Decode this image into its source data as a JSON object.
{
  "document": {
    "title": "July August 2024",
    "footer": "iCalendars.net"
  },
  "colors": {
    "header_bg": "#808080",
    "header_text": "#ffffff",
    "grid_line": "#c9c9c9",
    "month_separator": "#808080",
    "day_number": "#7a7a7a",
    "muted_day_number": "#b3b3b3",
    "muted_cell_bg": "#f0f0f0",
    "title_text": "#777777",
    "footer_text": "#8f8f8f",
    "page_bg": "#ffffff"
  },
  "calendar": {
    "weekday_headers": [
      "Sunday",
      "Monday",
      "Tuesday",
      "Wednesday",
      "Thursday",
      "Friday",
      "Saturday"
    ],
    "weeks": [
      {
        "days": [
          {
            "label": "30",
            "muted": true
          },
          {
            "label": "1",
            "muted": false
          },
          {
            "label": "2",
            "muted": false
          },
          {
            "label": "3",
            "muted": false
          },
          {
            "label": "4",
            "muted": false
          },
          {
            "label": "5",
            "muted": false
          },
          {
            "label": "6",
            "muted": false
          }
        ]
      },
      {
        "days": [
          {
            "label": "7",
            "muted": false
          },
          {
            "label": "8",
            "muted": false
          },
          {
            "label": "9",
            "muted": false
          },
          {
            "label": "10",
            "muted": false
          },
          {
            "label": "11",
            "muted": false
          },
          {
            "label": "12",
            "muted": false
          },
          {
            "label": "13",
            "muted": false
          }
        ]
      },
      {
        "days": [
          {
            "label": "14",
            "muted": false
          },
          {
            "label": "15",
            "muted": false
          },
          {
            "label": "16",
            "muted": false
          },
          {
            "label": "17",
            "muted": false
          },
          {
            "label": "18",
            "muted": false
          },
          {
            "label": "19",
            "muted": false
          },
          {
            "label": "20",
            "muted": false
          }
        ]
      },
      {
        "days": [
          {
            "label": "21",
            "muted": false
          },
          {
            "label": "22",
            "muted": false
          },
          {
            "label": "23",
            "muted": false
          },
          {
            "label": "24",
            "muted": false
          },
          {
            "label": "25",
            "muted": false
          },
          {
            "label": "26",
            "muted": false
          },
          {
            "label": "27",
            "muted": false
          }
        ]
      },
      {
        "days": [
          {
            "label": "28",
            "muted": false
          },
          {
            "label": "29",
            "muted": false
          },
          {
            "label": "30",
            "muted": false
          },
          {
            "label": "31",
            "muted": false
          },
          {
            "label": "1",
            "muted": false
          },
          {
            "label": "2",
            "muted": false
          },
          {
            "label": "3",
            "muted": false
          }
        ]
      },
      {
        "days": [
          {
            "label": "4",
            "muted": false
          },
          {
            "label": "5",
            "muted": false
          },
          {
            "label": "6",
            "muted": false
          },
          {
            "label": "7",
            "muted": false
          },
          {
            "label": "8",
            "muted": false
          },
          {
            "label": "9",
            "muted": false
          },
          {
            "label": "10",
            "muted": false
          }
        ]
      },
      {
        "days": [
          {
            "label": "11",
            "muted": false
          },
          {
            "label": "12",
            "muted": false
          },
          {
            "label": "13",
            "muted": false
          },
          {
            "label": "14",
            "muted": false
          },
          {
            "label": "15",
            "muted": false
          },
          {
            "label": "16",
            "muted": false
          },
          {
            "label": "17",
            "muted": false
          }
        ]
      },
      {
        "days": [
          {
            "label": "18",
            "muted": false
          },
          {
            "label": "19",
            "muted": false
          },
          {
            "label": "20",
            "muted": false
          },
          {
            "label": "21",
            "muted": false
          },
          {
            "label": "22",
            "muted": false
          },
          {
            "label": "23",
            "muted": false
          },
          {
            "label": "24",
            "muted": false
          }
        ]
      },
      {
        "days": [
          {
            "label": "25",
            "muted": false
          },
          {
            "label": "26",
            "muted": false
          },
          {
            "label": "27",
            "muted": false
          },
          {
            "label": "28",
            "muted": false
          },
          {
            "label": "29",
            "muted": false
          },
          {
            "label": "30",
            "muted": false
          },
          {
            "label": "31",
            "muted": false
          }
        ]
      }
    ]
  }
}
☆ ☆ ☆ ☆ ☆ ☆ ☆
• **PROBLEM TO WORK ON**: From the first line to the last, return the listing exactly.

• **TASK RESPONSE**:
Decode this image into its source data as a JSON object.
{
  "document": {
    "title": "July August 2024",
    "footer": "iCalendars.net"
  },
  "colors": {
    "header_bg": "#808080",
    "header_text": "#ffffff",
    "grid_line": "#c9c9c9",
    "month_separator": "#808080",
    "day_number": "#7a7a7a",
    "muted_day_number": "#b3b3b3",
    "muted_cell_bg": "#f0f0f0",
    "title_text": "#777777",
    "footer_text": "#8f8f8f",
    "page_bg": "#ffffff"
  },
  "calendar": {
    "weekday_headers": [
      "Sunday",
      "Monday",
      "Tuesday",
      "Wednesday",
      "Thursday",
      "Friday",
      "Saturday"
    ],
    "weeks": [
      {
        "days": [
          {
            "label": "30",
            "muted": true
          },
          {
            "label": "1",
            "muted": false
          },
          {
            "label": "2",
            "muted": false
          },
          {
            "label": "3",
            "muted": false
          },
          {
            "label": "4",
            "muted": false
          },
          {
            "label": "5",
            "muted": false
          },
          {
            "label": "6",
            "muted": false
          }
        ]
      },
      {
        "days": [
          {
            "label": "7",
            "muted": false
          },
          {
            "label": "8",
            "muted": false
          },
          {
            "label": "9",
            "muted": false
          },
          {
            "label": "10",
            "muted": false
          },
          {
            "label": "11",
            "muted": false
          },
          {
            "label": "12",
            "muted": false
          },
          {
            "label": "13",
            "muted": false
          }
        ]
      },
      {
        "days": [
          {
            "label": "14",
            "muted": false
          },
          {
            "label": "15",
            "muted": false
          },
          {
            "label": "16",
            "muted": false
          },
          {
            "label": "17",
            "muted": false
          },
          {
            "label": "18",
            "muted": false
          },
          {
            "label": "19",
            "muted": false
          },
          {
            "label": "20",
            "muted": false
          }
        ]
      },
      {
        "days": [
          {
            "label": "21",
            "muted": false
          },
          {
            "label": "22",
            "muted": false
          },
          {
            "label": "23",
            "muted": false
          },
          {
            "label": "24",
            "muted": false
          },
          {
            "label": "25",
            "muted": false
          },
          {
            "label": "26",
            "muted": false
          },
          {
            "label": "27",
            "muted": false
          }
        ]
      },
      {
        "days": [
          {
            "label": "28",
            "muted": false
          },
          {
            "label": "29",
            "muted": false
          },
          {
            "label": "30",
            "muted": false
          },
          {
            "label": "31",
            "muted": false
          },
          {
            "label": "1",
            "muted": false
          },
          {
            "label": "2",
            "muted": false
          },
          {
            "label": "3",
            "muted": false
          }
        ]
      },
      {
        "days": [
          {
            "label": "4",
            "muted": false
          },
          {
            "label": "5",
            "muted": false
          },
          {
            "label": "6",
            "muted": false
          },
          {
            "label": "7",
            "muted": false
          },
          {
            "label": "8",
            "muted": false
          },
          {
            "label": "9",
            "muted": false
          },
          {
            "label": "10",
            "muted": false
          }
        ]
      },
      {
        "days": [
          {
            "label": "11",
            "muted": false
          },
          {
            "label": "12",
            "muted": false
          },
          {
            "label": "13",
            "muted": false
          },
          {
            "label": "14",
            "muted": false
          },
          {
            "label": "15",
            "muted": false
          },
          {
            "label": "16",
            "muted": false
          },
          {
            "label": "17",
            "muted": false
          }
        ]
      },
      {
        "days": [
          {
            "label": "18",
            "muted": false
          },
          {
            "label": "19",
            "muted": false
          },
          {
            "label": "20",
            "muted": false
          },
          {
            "label": "21",
            "muted": false
          },
          {
            "label": "22",
            "muted": false
          },
          {
            "label": "23",
            "muted": false
          },
          {
            "label": "24",
            "muted": false
          }
        ]
      },
      {
        "days": [
          {
            "label": "25",
            "muted": false
          },
          {
            "label": "26",
            "muted": false
          },
          {
            "label": "27",
            "muted": false
          },
          {
            "label": "28",
            "muted": false
          },
          {
            "label": "29",
            "muted": false
          },
          {
            "label": "30",
            "muted": false
          },
          {
            "label": "31",
            "muted": false
          }
        ]
      }
    ]
  }
}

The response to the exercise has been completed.